·         Beauty can bring about pleasure in two ways:  in the person who takes pleasure in his or her ability to perceive the beautiful (e.g. the musician who has trained him/herself to assess the beauty of music and takes delight in that fact) or in the person who takes pleasure in the beautiful because it is beautiful (e.g. the musician who takes pleasure in the music because the music was made beautiful). The former is self-centered while the latter is derived from being self-less.

·         Lastly, one can be trained to perceive the aesthetics of beauty, but beauty can only act as a road toward others if it is void of self and focused on that individual.
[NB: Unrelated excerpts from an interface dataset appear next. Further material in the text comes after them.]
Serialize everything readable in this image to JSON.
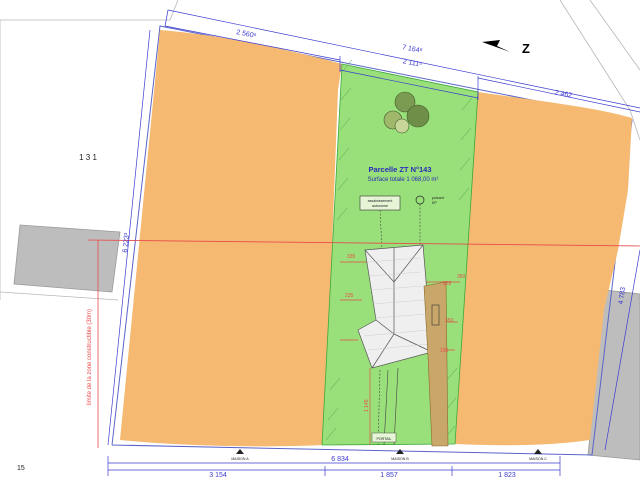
{
  "north": {
    "label": "Z",
    "icon": "north-arrow-icon"
  },
  "parcel": {
    "title": "Parcelle ZT N°143",
    "surface": "Surface totale 1 068,00 m²",
    "color": "#99e07a"
  },
  "neighbor_parcel_label": "1 3 1",
  "sheet_number": "15",
  "colors": {
    "unbuildable_zone": "#f5b971",
    "dimension_lines": "#3b3bd0",
    "limit_line": "#e84b4b",
    "house_roof": "#efefef",
    "neighbor_buildings": "#bdbdbd"
  },
  "top_dimensions": {
    "left_segment": "2 560⁶",
    "total": "7 164⁸",
    "middle_segment": "2 111⁵",
    "right_segment": "2 462"
  },
  "side_dimensions": {
    "left": "6 223³",
    "right": "4 783"
  },
  "bottom_dimensions": {
    "total": "6 834",
    "segment_a": "3 154",
    "segment_b": "1 857",
    "segment_c": "1 823"
  },
  "vertical_labels": {
    "zone_limit": "limite de la zone constructible (30m)",
    "access": "1 145"
  },
  "house_dimensions": {
    "a": "335",
    "b": "355",
    "c": "350",
    "d": "350",
    "e": "195",
    "f": "235"
  },
  "annotations": {
    "sanitation_1": "assainissement",
    "sanitation_2": "autonome",
    "point_1": "puisard",
    "point_2": "EP",
    "gate": "PORTAIL"
  },
  "houses": {
    "a": "MAISON A",
    "b": "MAISON B",
    "c": "MAISON C"
  }
}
Using this analogy of beauty as a road toward relationship, how can it help us understand the cross as a road toward Christ?

To help us better understand how beauty can be found within death, let me bring in the story of Belden Lane found in her book The Solace of Fierce Landscape. Her story is of her mother’s drawn-out death after her diagnosis with bone cancer. Lane was told by doctors that her mother had 6 months to live after that point. However, Lane ended up spending the next 8 years caring for her mother as she slowly died in a nursing home.
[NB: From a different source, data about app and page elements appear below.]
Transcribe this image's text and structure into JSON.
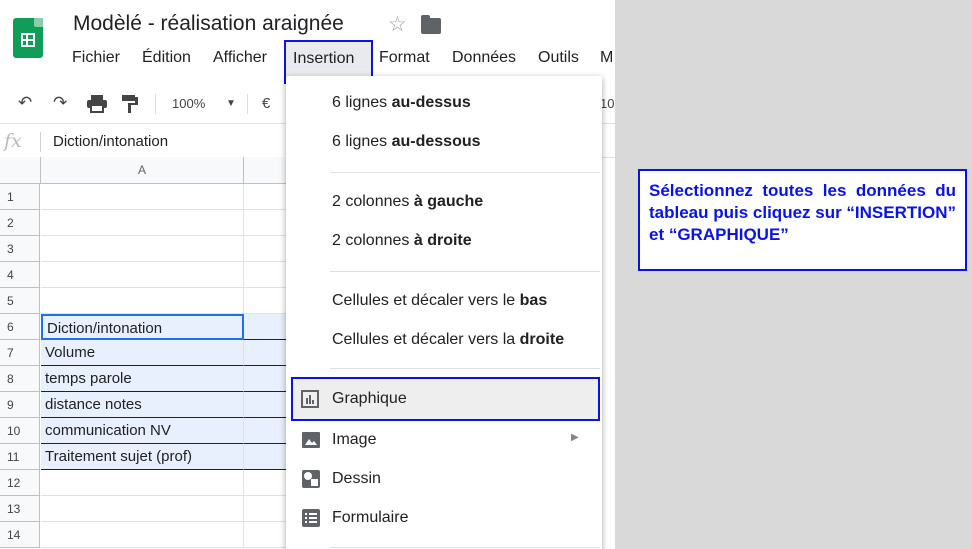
{
  "doc": {
    "title": "Modèlé - réalisation araignée"
  },
  "menubar": [
    "Fichier",
    "Édition",
    "Afficher",
    "Insertion",
    "Format",
    "Données",
    "Outils",
    "M"
  ],
  "toolbar": {
    "zoom": "100%",
    "currency": "€",
    "trailing": "10"
  },
  "formula_bar": {
    "fx": "fx",
    "value": "Diction/intonation"
  },
  "columns": [
    "A"
  ],
  "rows": [
    {
      "num": "1",
      "a": ""
    },
    {
      "num": "2",
      "a": ""
    },
    {
      "num": "3",
      "a": ""
    },
    {
      "num": "4",
      "a": ""
    },
    {
      "num": "5",
      "a": ""
    },
    {
      "num": "6",
      "a": "Diction/intonation"
    },
    {
      "num": "7",
      "a": "Volume"
    },
    {
      "num": "8",
      "a": "temps parole"
    },
    {
      "num": "9",
      "a": "distance notes"
    },
    {
      "num": "10",
      "a": "communication NV"
    },
    {
      "num": "11",
      "a": "Traitement sujet (prof)"
    },
    {
      "num": "12",
      "a": ""
    },
    {
      "num": "13",
      "a": ""
    },
    {
      "num": "14",
      "a": ""
    }
  ],
  "dropdown": {
    "rows_above": {
      "prefix": "6 lignes ",
      "bold": "au-dessus"
    },
    "rows_below": {
      "prefix": "6 lignes ",
      "bold": "au-dessous"
    },
    "cols_left": {
      "prefix": "2 colonnes ",
      "bold": "à gauche"
    },
    "cols_right": {
      "prefix": "2 colonnes ",
      "bold": "à droite"
    },
    "cells_down": {
      "prefix": "Cellules et décaler vers le ",
      "bold": "bas"
    },
    "cells_right": {
      "prefix": "Cellules et décaler vers la ",
      "bold": "droite"
    },
    "chart": "Graphique",
    "image": "Image",
    "drawing": "Dessin",
    "form": "Formulaire"
  },
  "callout": "Sélectionnez toutes les données du tableau puis cliquez sur “INSERTION” et “GRAPHIQUE”",
  "colors": {
    "highlight": "#0a12e6",
    "sheets_green": "#0f9d58",
    "selection": "#e8f0fe"
  }
}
Belden Lane writes Flannery O’Connor-esque in that she focuses on the disgust and grotesque found in the helpless suffering of the people within the nursing home, like her mother. Ironically, her mother’s first day at the nursing home coincided with Wednesday of Holy Week. “Through that Holy Week I (Belden Lane) was shown pierced hands and feet as I’d never seen them before.”
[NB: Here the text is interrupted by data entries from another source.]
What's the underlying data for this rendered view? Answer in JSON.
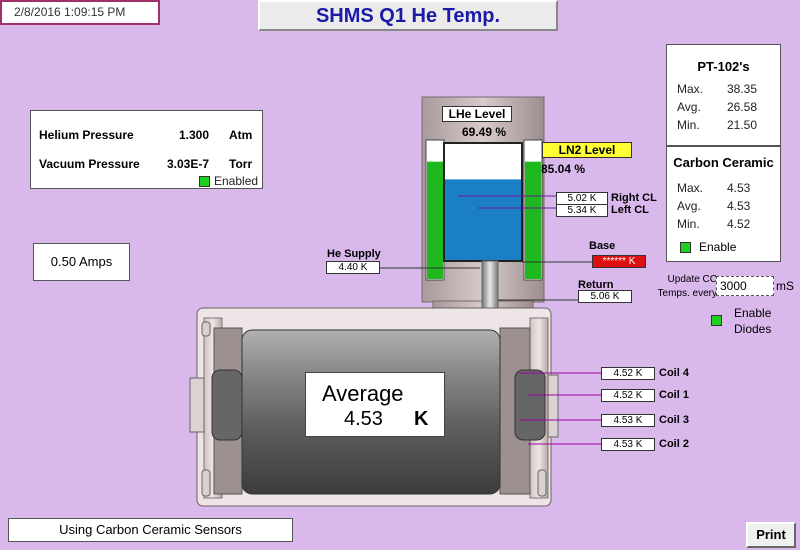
{
  "header": {
    "timestamp": "2/8/2016 1:09:15 PM",
    "title": "SHMS Q1 He Temp."
  },
  "pressure_panel": {
    "helium_label": "Helium Pressure",
    "helium_value": "1.300",
    "helium_unit": "Atm",
    "vacuum_label": "Vacuum Pressure",
    "vacuum_value": "3.03E-7",
    "vacuum_unit": "Torr",
    "enabled_label": "Enabled"
  },
  "current": {
    "amps": "0.50 Amps"
  },
  "pt102": {
    "title": "PT-102's",
    "max_label": "Max.",
    "max_value": "38.35",
    "avg_label": "Avg.",
    "avg_value": "26.58",
    "min_label": "Min.",
    "min_value": "21.50"
  },
  "carbon_ceramic": {
    "title": "Carbon Ceramic",
    "max_label": "Max.",
    "max_value": "4.53",
    "avg_label": "Avg.",
    "avg_value": "4.53",
    "min_label": "Min.",
    "min_value": "4.52",
    "enable_label": "Enable"
  },
  "update": {
    "label_line1": "Update CC",
    "label_line2": "Temps. every",
    "value": "3000",
    "unit": "mS"
  },
  "diodes": {
    "label_line1": "Enable",
    "label_line2": "Diodes"
  },
  "lhe": {
    "label": "LHe Level",
    "value": "69.49 %",
    "level_fraction": 0.6949
  },
  "ln2": {
    "label": "LN2 Level",
    "value": "85.04 %",
    "level_fraction": 0.8504
  },
  "sensors": {
    "right_cl_value": "5.02 K",
    "right_cl_label": "Right CL",
    "left_cl_value": "5.34 K",
    "left_cl_label": "Left CL",
    "he_supply_label": "He Supply",
    "he_supply_value": "4.40 K",
    "base_label": "Base",
    "base_value": "****** K",
    "return_label": "Return",
    "return_value": "5.06 K"
  },
  "coils": [
    {
      "value": "4.52 K",
      "label": "Coil 4"
    },
    {
      "value": "4.52 K",
      "label": "Coil 1"
    },
    {
      "value": "4.53 K",
      "label": "Coil 3"
    },
    {
      "value": "4.53 K",
      "label": "Coil 2"
    }
  ],
  "average": {
    "label": "Average",
    "value": "4.53",
    "unit": "K"
  },
  "footer": {
    "status": "Using Carbon Ceramic Sensors",
    "print_label": "Print"
  },
  "colors": {
    "background": "#d9b8ec",
    "title_text": "#1b1ba6",
    "lhe_fill": "#1a7fc4",
    "ln2_fill": "#1fb81f",
    "alarm": "#dd1111",
    "ln2_label_bg": "#ffff33"
  }
}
The discovery that Lane makes during her many years caring for her mother was that we can only understand humanity as a whole once we see and embrace the grotesque- the ugly, broken, and helpless side of us all that is all so present among those who are dying. “The grotesque reminds of us who we are, but even more so it discloses the mystery of God’s presence.”

Christ’s own experience with death through the cross was similar in that it was a degrading and grotesque one- arguably to an extreme (just watch The Passion of the Christ). It was only through this type of death could He fully embrace humanity and all of our failings, and, as a result, became present within the grotesque portions of humanity. I think this is at least partially why we uphold the saints who have reached out to the grotesqueness found in the lowest places- why Mother Teresa cared for the dying in Calcutta and why St. Francis kissed the leper. “It’s a concern to touch- and to be touched by- the hidden Christ, the one found nowhere else so clearly.”

So in answer to why the cross is considered beautiful, I think it lies in the realization of Christ being present in the grotesqueness of humanity. He came down to become fully human and did so by embracing even the helplessness of those like Lane’s mother as she endured an un-romantic death. So in following of this path of Christ, we too can embrace the wholeness of humanity- both the extraordinary and the sublime. But throughout all of this, do not forget the final destination of the road, that is the glory of Easter morning!


Picture taken from
Lane, B. (2007). The Solace of Fierce Landscapes. New York: Oxford University Press.
Stump, E. (2007). Beauty as a Road to God. Sacred Music, 134(Winter 2007), 13-26.